New pathways out of poverty in Africa: sustainable agriculture

A Christian Aid and CAFOD policy paper investigating how agricultural transformation has become a development priority for African governments and the international development community. It is commonly understood as a shift from ‘low’ productivity subsistence agriculture to more commercially-oriented production. This shift is seen as the first step away from the continent’s continued dependence on raw commodity exports, and towards diversified and domestically integrated economies that provide sufficient employment opportunities to the world’s youngest and fastest-growing population.   This is to be welcomed. However, this report highlights the risk that agricultural transformation strategies already underway in some African countries could increase inequality and further degrade the environment. To prevent this from happening agriculture transformation strategies need to: integrate actions that will build the resilience of producer households and wider ecosystems to climate and economic shocks, instead of focusing predominantly on increasing the productivity of smallholders link smallholder producers to the wider domestic economy.  CAFOD and Christian Aid programmes that support small agro-enterprise development, climate resilience building and inclusive agricultural market development include deliberate actions to ensure equitable and environmentally sustainable outcomes. To further promote the integration of these principles in the design and implementation of government policies, we have initiated an on-going dialogue with our partner organisations in Africa to determine how agricultural transformation policies in their own countries can contribute to more equitable and sustainable development.

Towards a sustainable economy: private sector

This report argues that the Sustainable Development Goals (SDGs), the UN Financing for Development process, and the Paris Agreement have opened up a dialogue between NGOs, governments and the private sector about the opportunities and risks around the transition to a sustainable economy.

Working effectively with faith leaders - harmful traditional practices

In 2016, the United Kingdom’s (UK) Department for International Development released a call for proposals for a study entitled “Working effectively with faith leaders to challenge harmful traditional practices.” A Consortium of the Joint Learning Initiative on Faith and Local Communities, an international alliance examining the contribution of faith groups to community health and wellbeing, undertook this study to investigate best practices around engaging with faith leaders on harmful traditional practices (HTPs). This study is currently on-going and will continue until 2018.

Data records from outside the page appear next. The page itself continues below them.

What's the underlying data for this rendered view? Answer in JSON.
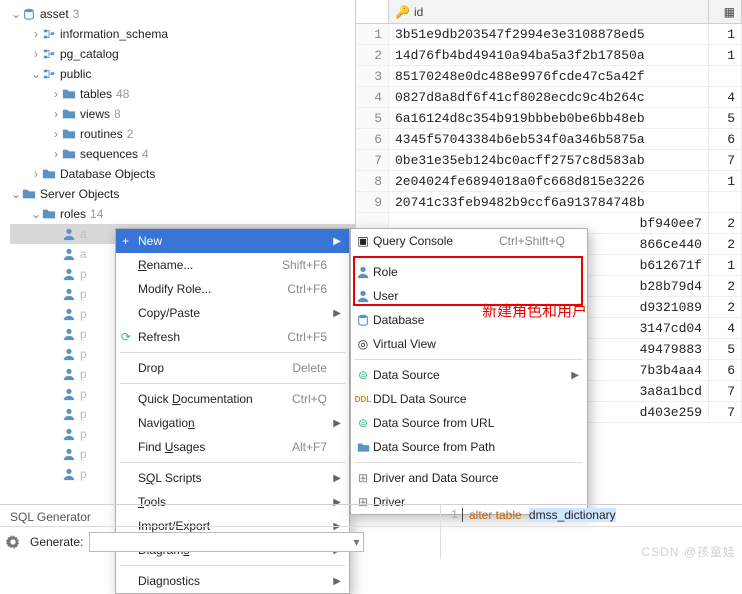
{
  "tree": {
    "asset": {
      "label": "asset",
      "count": "3"
    },
    "info_schema": "information_schema",
    "pg_catalog": "pg_catalog",
    "public": "public",
    "tables": {
      "label": "tables",
      "count": "48"
    },
    "views": {
      "label": "views",
      "count": "8"
    },
    "routines": {
      "label": "routines",
      "count": "2"
    },
    "sequences": {
      "label": "sequences",
      "count": "4"
    },
    "db_objects": "Database Objects",
    "server_objects": "Server Objects",
    "roles": {
      "label": "roles",
      "count": "14"
    },
    "role_letters": [
      "a",
      "a",
      "p",
      "p",
      "p",
      "p",
      "p",
      "p",
      "p",
      "p",
      "p",
      "p",
      "p"
    ]
  },
  "table": {
    "id_header": "id",
    "rows": [
      {
        "n": "1",
        "id": "3b51e9db203547f2994e3e3108878ed5",
        "v": "1"
      },
      {
        "n": "2",
        "id": "14d76fb4bd49410a94ba5a3f2b17850a",
        "v": "1"
      },
      {
        "n": "3",
        "id": "85170248e0dc488e9976fcde47c5a42f",
        "v": ""
      },
      {
        "n": "4",
        "id": "0827d8a8df6f41cf8028ecdc9c4b264c",
        "v": "4"
      },
      {
        "n": "5",
        "id": "6a16124d8c354b919bbbeb0be6bb48eb",
        "v": "5"
      },
      {
        "n": "6",
        "id": "4345f57043384b6eb534f0a346b5875a",
        "v": "6"
      },
      {
        "n": "7",
        "id": "0be31e35eb124bc0acff2757c8d583ab",
        "v": "7"
      },
      {
        "n": "8",
        "id": "2e04024fe6894018a0fc668d815e3226",
        "v": "1"
      },
      {
        "n": "9",
        "id": "20741c33feb9482b9ccf6a913784748b",
        "v": ""
      }
    ],
    "cutrows": [
      {
        "id": "bf940ee7",
        "v": "2"
      },
      {
        "id": "866ce440",
        "v": "2"
      },
      {
        "id": "b612671f",
        "v": "1"
      },
      {
        "id": "b28b79d4",
        "v": "2"
      },
      {
        "id": "d9321089",
        "v": "2"
      },
      {
        "id": "3147cd04",
        "v": "4"
      },
      {
        "id": "49479883",
        "v": "5"
      },
      {
        "id": "7b3b4aa4",
        "v": "6"
      },
      {
        "id": "3a8a1bcd",
        "v": "7"
      },
      {
        "id": "d403e259",
        "v": "7"
      }
    ]
  },
  "menu1": {
    "new": "New",
    "rename": "Rename...",
    "rename_sc": "Shift+F6",
    "modify": "Modify Role...",
    "modify_sc": "Ctrl+F6",
    "copypaste": "Copy/Paste",
    "refresh": "Refresh",
    "refresh_sc": "Ctrl+F5",
    "drop": "Drop",
    "drop_sc": "Delete",
    "quickdoc": "Quick Documentation",
    "quickdoc_sc": "Ctrl+Q",
    "nav": "Navigation",
    "findusages": "Find Usages",
    "findusages_sc": "Alt+F7",
    "sqlscripts": "SQL Scripts",
    "tools": "Tools",
    "impexp": "Import/Export",
    "diagrams": "Diagrams",
    "diagnostics": "Diagnostics"
  },
  "menu2": {
    "qc": "Query Console",
    "qc_sc": "Ctrl+Shift+Q",
    "role": "Role",
    "user": "User",
    "db": "Database",
    "vv": "Virtual View",
    "ds": "Data Source",
    "ddl": "DDL Data Source",
    "dsurl": "Data Source from URL",
    "dspath": "Data Source from Path",
    "drvds": "Driver and Data Source",
    "drv": "Driver"
  },
  "annotation": "新建角色和用户",
  "bottom": {
    "sql_gen": "SQL Generator",
    "generate": "Generate:",
    "sql1a": "alter table",
    "sql1b": "dmss_dictionary"
  },
  "watermark": "CSDN @孩童娃"
}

Scandal of inequality 2 infographic (Spanish)

Infographic to accompany the Scandal of inequality 2 report

The scandal of inequality 2 infographic (English)

Infographic to accompany the Scandal of inequality 2 report (English)